The measures announced include the unilateral, by decree, extension of the maturity of short-term Treasury debt held by institutional investors ($7 billion according to the government), both USD and peso denominated (mostly LETEs and LECAPs bills). Economy Minister Hernan Lacunza assured that institutional investors will fully receive the interest and principal payments with a three to six month delay. The government could avoid the selective default definition if the delay is made "by agreement."
The government also aims to initiate a process of voluntary extension of maturities of local bonds, subject to congressional approval, and to initiate a process of voluntary extension of maturities for bonds under foreign legislation under the new collective action clauses. In all cases, the government keeps saying that investors will receive the principal and interest payments in full.
Finally, the government also said it proposed the IMF to “re-profile” the maturity of its debt.
The measures come as a consequence of the government losing access to private financing.

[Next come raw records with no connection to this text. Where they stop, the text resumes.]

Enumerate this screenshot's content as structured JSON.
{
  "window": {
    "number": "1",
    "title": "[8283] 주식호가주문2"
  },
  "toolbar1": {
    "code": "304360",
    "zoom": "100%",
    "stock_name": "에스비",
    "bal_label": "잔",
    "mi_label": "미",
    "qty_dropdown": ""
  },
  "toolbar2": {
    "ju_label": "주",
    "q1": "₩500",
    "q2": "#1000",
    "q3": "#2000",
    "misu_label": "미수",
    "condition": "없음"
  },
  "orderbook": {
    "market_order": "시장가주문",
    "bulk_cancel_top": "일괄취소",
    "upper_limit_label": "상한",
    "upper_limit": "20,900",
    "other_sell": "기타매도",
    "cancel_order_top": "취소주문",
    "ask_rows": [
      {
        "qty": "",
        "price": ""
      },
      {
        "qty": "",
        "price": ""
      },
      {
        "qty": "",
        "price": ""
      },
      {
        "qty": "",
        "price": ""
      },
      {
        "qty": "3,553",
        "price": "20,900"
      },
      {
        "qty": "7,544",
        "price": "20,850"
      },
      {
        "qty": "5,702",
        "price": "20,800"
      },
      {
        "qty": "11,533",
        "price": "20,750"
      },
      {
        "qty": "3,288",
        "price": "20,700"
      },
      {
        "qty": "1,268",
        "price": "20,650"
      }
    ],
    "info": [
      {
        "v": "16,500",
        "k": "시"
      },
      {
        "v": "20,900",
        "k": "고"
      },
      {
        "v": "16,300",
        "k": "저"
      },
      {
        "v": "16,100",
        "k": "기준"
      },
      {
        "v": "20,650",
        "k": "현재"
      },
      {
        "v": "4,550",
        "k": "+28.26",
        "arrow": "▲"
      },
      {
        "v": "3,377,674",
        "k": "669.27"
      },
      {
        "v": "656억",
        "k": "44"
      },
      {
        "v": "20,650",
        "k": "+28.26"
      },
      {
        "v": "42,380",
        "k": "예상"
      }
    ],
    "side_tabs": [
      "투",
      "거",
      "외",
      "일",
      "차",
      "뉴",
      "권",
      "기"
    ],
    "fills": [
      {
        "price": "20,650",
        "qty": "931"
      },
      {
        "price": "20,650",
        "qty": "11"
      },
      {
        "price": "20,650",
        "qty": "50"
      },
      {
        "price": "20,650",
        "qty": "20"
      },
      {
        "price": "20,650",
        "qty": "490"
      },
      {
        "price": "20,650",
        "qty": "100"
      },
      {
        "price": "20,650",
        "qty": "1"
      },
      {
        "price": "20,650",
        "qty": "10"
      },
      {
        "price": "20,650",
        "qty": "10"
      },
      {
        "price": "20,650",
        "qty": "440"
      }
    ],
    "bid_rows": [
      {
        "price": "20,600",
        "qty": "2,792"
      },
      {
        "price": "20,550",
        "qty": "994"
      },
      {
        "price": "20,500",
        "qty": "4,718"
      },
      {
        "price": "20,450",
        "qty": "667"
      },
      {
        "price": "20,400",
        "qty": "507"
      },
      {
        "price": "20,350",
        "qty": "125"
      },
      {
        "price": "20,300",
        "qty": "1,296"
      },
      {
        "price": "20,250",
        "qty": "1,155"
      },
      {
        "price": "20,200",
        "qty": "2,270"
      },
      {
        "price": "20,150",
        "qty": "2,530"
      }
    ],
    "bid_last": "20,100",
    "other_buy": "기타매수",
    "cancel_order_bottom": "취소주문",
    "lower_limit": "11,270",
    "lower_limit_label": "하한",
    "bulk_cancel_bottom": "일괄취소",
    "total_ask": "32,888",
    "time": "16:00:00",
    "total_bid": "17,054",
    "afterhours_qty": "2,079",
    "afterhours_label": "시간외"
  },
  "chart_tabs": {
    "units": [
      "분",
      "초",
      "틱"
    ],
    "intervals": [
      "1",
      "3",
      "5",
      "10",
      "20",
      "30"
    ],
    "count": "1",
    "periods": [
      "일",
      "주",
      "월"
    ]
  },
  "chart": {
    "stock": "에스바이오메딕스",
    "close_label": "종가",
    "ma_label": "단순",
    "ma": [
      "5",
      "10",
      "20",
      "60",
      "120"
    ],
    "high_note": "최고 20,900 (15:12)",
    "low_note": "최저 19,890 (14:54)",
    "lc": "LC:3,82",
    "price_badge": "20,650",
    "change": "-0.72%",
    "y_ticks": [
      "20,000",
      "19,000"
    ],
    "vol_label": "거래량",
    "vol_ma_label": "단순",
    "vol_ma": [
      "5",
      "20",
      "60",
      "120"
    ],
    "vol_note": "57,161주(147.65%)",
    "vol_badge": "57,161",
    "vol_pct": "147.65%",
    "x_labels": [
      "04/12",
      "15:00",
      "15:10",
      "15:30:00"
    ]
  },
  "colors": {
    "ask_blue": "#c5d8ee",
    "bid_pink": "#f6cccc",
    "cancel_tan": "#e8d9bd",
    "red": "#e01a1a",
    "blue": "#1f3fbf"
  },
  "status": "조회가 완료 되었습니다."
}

The purpose of the decision is to free resources to defend ARS, but we believe that the decision will backfire. Market confidence will be lost and the prospect for regaining market access, which is one of the IMF’s access criteria to keep disbursing funds, will vanish. In other words, the strategy of FX intervention will only make financial needs for 2020 and beyond more challenging, while failing to ease ARS pressures in the short term.